Why not ACORN International / Fair Grinds Coffeehouses" in large Latin American cities?
Miami The more we talked to coffee producer cooperatives in the Marcala and San Juancito mountains of Honduras and tried to piece together a plan to directly trade coffee to the USA and Canada and especially our own Fair Grinds Coffeehouse in New Orleans and its monthly support of our offices in Central America, the more it seemed a natural to think about opening our own small mini-coffeehouses in places like Tegucigalpa and perhaps Lima, Buenos Aires, and Mexico City. The notion would be to open café cooperativas for ACORN & Fair Grinds that would only serve coffee and other products directly obtained from cooperatives operating in the home country. The proposition would to reverse fair trade into the home countries and keep the “buy local,” “buy organic,” and “buy fair trade” right there rather than something that happens in rich, developed countries.
Would it work? Could “coffee cooperatives” work and compete, especially with the local market? Not sure about that. Ironically in places like Honduras where great coffee is grown the local market, like so many places is driven by price. A lot of what is sold in places like Tegucigalpa and San Pedro Sula is coffee beans cut with a variety of other substances to lower the costs.

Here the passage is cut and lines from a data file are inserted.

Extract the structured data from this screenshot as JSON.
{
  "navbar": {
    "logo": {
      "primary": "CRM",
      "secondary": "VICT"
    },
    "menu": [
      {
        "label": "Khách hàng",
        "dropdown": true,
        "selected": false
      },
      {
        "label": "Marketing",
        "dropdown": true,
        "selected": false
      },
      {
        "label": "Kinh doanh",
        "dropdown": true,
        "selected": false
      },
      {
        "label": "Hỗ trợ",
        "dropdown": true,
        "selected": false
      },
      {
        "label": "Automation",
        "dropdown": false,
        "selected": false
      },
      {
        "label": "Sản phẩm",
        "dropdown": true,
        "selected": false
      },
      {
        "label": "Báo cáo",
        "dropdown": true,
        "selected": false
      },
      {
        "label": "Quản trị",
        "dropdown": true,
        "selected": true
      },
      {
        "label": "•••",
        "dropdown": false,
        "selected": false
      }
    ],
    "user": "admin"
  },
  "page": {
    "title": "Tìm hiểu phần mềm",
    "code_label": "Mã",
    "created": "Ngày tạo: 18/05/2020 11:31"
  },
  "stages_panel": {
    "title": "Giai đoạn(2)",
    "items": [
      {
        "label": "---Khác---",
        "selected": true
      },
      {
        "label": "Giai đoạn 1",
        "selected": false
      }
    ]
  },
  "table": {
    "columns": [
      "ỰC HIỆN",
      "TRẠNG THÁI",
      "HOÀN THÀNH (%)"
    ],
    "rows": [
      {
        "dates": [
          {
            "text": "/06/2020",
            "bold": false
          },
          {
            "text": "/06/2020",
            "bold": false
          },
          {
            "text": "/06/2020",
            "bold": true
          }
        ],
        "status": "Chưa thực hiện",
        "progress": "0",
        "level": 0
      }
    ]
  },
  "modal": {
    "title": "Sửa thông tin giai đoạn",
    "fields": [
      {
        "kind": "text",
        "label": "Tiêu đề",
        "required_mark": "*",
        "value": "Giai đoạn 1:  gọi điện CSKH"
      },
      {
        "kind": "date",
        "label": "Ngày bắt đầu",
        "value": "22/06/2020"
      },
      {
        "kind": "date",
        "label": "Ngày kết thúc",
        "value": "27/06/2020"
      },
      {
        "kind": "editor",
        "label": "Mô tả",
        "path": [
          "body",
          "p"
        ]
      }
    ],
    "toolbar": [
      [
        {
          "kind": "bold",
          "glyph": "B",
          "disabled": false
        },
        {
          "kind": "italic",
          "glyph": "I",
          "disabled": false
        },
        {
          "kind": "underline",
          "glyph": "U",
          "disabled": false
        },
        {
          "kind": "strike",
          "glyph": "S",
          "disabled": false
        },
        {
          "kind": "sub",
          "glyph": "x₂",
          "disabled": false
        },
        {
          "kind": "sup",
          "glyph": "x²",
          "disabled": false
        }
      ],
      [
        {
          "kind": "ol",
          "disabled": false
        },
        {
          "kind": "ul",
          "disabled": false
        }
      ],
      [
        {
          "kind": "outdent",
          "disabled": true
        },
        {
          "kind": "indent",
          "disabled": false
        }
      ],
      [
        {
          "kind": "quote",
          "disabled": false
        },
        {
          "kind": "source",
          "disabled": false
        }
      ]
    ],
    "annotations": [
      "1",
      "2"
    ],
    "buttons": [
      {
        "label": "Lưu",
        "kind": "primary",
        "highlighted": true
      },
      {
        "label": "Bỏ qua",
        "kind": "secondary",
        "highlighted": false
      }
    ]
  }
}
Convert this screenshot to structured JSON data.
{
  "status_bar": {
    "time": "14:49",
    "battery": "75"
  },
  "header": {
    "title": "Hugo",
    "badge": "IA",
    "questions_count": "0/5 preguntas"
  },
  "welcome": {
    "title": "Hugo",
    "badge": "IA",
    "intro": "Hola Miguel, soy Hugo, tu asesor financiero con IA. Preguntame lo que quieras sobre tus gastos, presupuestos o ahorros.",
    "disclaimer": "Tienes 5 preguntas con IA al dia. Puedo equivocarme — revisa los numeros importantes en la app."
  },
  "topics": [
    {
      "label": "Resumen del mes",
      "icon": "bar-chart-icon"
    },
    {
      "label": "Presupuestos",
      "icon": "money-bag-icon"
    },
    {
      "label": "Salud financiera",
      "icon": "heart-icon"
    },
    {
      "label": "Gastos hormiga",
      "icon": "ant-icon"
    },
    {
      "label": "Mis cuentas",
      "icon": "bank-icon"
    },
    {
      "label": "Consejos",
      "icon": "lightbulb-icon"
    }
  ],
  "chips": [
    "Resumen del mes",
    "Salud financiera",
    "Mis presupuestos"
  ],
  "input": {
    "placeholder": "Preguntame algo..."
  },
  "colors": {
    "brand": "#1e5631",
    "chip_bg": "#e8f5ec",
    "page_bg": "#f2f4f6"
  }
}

But, we don’t have to compete with Starbucks, just duplicate the “mission-driven” ACORN International / Fair Grinds model sufficiently to pay the coffeehouse bills, support the cooperatives by opening up a better market, and do well enough to support the local organizing with a local self-sufficiency plan. Why not? Could work!
New Orleans Part of the global dispute that ACORN International highlighted in our recently released report, “Unfair Fairtrade” www.acorninternational.org, burst into the business section of the Times in a weird piece of Thanksgiving celebration. The issue engaged most directly continued to be the rouge retreat of Fair Trade USA and its chief, Paul Rice, from any pretense of real support for producers to what can only be correctly described as a corporate convenience and branding operation for large companies and their sources. There can be little doubt that Rice and the US operation are on the wrong side of this dispute and are leading a wholesale assault on any notion of fair trade principles, despite the fact that from our research and report there can be little doubt that some of his criticisms of the Fairtrade International (FLO) and its certification program are also correct.
The terrible truth is that both competing business models are perhaps fatally flawed endangering the survival of the fair trade movement and real values at all. The slim hope raised at the end of the William Neuman might be found by grasping the straw held out by Seth Goldman of Honest Tea (owned by Coca Cola) who is debating whether to sell certified products from Fair Trade USA or Fairtrade International when he “called the dispute a mess, but added, ‘Opening up a can of worms gives a chance to understand what’s in the can.’” Perhaps hard looks would force needed change in FLO as well, because right now these continued contradictions are mainly hurting the intended beneficiaries, the producers, while treating the consumers almost as shabbily by abusing their good graces and picking their pockets often without any benefit to producers in the fields. Continue reading